First endangered birds released on Rotoroa
14th May 2014
Forty tīeke (saddleback) and 40 pōpokotea (whitehead) were flown
from Hauturu o Toi (Little Barrier) to Rotoroa Island yesterday (13
May 2014) - the first wildlife species to be introduced to this
unique new wildlife reserve in the making.
The bird translocations follow extensive planting, monitoring
and pest eradication on Rotoroa, and mark the start of an ambitious
25-year plan by Auckland Zoo and the Rotoroa Island Trust (RIT)
that includes introducing up to 20 new species by 2018.
Kiwi, Duvacell's gecko and moko skink are among other wildlife
planned for release later this year.
"Together with our RIT partners, we're taking a very new
approach to creating a wildlife reserve. We're aiming to help
secure New Zealand's unique biodiversity in a way that's a
deliberate departure from what's been done before," says Auckland
Zoo director, Jonathan Wilcken.
"We will be introducing species at a greatly accelerated rate
and including wildlife that wouldn't necessarily have been found on
Rotoroa Island before. In doing so, we aim to create a diverse and
novel ecosystem, and one which will allow us to showcase the sort
of interventionist approach to conserving wildlife that New Zealand
is increasingly becoming known for around the world.
"By demonstrating how intensive management of wildlife can help
with their conservation, we will provide the community - from
school students to island visitors - opportunities to play an
active role in the ongoing health and management of the island.

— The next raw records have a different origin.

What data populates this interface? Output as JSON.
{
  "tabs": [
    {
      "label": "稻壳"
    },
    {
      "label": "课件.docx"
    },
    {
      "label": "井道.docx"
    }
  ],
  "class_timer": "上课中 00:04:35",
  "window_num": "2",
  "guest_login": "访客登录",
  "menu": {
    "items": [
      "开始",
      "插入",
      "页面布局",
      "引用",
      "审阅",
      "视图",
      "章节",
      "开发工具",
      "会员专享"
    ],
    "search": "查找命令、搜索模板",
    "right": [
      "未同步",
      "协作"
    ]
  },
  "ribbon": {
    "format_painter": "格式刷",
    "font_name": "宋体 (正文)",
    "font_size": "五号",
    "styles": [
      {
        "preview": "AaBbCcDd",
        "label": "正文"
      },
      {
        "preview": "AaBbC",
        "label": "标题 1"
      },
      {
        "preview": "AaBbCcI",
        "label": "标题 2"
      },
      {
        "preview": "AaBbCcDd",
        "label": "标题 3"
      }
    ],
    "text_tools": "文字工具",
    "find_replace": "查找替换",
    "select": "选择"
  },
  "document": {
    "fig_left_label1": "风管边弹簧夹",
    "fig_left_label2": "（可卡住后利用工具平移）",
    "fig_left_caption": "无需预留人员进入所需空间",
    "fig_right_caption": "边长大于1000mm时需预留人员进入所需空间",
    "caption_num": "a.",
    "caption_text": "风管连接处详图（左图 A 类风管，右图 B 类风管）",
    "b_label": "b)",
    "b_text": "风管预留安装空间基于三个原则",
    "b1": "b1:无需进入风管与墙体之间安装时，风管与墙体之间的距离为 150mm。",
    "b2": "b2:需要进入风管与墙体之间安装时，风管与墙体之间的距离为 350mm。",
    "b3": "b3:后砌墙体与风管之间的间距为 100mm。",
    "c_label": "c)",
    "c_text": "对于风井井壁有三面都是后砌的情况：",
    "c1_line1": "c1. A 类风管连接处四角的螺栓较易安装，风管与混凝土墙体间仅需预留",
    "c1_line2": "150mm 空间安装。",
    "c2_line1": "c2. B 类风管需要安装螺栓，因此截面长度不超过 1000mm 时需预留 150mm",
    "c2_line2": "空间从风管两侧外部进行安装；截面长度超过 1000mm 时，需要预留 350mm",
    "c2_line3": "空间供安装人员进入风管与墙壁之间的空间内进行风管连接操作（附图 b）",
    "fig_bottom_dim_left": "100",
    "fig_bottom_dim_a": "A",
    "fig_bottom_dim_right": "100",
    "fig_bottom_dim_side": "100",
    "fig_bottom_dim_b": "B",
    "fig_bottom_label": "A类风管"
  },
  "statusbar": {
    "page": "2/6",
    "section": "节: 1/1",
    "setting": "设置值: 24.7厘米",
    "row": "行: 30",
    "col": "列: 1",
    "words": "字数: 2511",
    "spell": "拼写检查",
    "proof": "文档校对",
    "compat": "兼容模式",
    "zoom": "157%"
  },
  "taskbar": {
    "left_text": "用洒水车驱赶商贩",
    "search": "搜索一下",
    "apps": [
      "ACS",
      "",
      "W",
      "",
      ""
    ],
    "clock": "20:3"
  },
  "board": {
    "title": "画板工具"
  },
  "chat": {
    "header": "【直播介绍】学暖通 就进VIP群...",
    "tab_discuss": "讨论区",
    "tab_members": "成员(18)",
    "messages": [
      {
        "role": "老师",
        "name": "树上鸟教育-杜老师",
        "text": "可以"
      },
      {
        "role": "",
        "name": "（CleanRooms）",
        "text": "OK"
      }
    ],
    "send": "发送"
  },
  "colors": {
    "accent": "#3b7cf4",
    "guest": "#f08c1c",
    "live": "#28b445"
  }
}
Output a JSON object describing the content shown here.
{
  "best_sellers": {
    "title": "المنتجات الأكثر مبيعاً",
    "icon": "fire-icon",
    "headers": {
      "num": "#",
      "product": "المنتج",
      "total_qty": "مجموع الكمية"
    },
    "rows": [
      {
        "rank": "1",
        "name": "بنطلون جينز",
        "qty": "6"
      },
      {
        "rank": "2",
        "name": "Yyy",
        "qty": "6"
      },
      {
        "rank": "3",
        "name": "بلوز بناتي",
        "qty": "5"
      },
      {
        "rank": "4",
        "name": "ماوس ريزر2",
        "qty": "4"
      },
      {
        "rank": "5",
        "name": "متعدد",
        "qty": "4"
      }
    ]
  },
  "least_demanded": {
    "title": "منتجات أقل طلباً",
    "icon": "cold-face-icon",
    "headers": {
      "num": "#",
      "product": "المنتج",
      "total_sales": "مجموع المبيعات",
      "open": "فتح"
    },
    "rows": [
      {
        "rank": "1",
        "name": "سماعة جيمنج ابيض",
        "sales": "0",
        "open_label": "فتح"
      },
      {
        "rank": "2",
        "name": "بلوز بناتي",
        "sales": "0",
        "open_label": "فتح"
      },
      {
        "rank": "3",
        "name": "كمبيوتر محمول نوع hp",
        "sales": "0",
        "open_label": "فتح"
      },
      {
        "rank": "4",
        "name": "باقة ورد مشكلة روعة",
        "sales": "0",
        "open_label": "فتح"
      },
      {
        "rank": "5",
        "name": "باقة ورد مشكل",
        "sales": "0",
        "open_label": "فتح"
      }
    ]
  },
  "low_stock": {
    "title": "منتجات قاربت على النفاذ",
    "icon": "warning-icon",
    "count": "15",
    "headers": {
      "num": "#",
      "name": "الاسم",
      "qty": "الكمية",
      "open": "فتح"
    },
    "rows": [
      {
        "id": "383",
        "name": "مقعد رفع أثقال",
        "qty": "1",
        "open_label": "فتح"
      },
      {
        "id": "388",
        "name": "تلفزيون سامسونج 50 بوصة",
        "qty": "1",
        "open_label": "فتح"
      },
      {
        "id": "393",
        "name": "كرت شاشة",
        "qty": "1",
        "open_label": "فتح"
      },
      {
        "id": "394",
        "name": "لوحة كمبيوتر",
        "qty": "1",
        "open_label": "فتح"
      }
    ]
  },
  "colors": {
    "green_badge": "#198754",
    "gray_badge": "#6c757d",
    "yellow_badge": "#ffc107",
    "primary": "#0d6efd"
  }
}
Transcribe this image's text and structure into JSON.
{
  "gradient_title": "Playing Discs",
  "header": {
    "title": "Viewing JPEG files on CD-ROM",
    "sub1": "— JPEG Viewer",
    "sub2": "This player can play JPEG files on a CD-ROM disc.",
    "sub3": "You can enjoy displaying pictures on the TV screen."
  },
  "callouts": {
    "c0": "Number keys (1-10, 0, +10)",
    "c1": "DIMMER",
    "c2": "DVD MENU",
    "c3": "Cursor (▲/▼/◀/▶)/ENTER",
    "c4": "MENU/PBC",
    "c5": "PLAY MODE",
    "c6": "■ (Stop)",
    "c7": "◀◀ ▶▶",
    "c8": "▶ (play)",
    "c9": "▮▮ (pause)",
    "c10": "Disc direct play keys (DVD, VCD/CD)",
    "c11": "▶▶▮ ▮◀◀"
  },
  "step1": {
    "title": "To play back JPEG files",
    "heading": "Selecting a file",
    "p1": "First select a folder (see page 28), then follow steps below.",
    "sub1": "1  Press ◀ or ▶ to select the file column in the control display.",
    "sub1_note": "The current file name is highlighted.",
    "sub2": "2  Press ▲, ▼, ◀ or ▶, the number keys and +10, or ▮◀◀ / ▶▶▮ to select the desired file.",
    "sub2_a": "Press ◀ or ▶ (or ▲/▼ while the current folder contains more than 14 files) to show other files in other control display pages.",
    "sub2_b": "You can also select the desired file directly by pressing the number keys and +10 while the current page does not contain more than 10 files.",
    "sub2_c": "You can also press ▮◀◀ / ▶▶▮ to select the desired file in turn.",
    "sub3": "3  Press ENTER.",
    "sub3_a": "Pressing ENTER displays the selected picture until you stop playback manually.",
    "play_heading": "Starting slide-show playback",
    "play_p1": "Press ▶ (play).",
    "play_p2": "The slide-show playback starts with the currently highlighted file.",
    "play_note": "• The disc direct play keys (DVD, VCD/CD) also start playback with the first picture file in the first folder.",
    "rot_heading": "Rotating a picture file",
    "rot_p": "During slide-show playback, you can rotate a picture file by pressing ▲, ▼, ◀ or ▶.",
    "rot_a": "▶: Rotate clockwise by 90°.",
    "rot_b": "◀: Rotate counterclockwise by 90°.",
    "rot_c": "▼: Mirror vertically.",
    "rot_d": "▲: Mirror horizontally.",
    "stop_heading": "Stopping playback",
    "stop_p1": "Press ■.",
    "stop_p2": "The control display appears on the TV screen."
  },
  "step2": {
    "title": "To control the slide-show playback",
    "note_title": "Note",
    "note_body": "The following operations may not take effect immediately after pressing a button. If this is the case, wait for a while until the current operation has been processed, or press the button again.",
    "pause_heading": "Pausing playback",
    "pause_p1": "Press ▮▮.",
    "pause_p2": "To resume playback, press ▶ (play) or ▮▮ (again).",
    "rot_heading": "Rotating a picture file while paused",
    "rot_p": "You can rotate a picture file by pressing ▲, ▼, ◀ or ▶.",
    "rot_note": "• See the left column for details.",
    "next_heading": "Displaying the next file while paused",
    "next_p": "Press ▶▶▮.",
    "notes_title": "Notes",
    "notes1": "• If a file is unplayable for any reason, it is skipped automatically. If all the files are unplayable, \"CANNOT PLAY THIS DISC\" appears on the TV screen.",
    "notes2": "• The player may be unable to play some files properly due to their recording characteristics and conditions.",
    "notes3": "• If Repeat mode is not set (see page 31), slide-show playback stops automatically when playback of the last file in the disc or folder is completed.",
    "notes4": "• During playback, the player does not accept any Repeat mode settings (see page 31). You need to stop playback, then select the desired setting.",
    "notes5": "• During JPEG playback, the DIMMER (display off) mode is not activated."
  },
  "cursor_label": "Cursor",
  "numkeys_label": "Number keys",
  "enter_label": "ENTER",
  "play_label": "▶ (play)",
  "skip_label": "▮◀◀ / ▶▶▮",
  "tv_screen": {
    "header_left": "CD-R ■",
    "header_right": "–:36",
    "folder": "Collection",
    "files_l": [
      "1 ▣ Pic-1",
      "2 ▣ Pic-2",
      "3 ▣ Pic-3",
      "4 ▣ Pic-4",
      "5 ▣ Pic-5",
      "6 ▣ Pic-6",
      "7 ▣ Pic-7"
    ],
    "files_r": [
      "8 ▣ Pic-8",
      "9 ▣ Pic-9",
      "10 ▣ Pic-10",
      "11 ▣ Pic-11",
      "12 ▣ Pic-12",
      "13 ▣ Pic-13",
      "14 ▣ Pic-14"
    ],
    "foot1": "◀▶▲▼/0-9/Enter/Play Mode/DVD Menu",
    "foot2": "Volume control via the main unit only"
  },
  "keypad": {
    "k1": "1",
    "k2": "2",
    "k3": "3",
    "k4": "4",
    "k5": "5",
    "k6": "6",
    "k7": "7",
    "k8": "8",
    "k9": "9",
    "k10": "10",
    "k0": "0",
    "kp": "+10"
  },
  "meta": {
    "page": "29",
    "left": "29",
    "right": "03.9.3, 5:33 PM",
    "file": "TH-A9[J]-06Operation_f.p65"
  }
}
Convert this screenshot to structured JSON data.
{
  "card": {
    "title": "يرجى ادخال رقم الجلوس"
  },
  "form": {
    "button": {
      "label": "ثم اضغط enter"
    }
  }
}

It's an inclusive vision of conservation success that focuses on
how people and wildlife can benefit each other. We hope to help
foster a whole new generation of conservationists," says Mr
Rotoroa Island Trust chairman Barrie Brown says the arrival of
the birds is a major milestone in the development of Rotoroa.
"It's the first step in introducing a range of native species to
the island and we hope it will be the beginning of a very special
conservation experience for those who come to visit," says Mr
The tīeke and pōpokotea are being released into the northeast of
the island where there is good established forest habitat. Over 500
nest and roost boxes for the tīeke (attached to trees by bungy
cords) have been built by Long Bay College students to provide
these birds with plenty of roosting and nesting site choices and to
cater for future breeding.
Ngati Manuhiri, the kaitiaki (guardians) of all the toanga on
Hauturu o Toi are supportive of this bird translocation, and will
be accompanying the tīeke and pōpokotea to their release site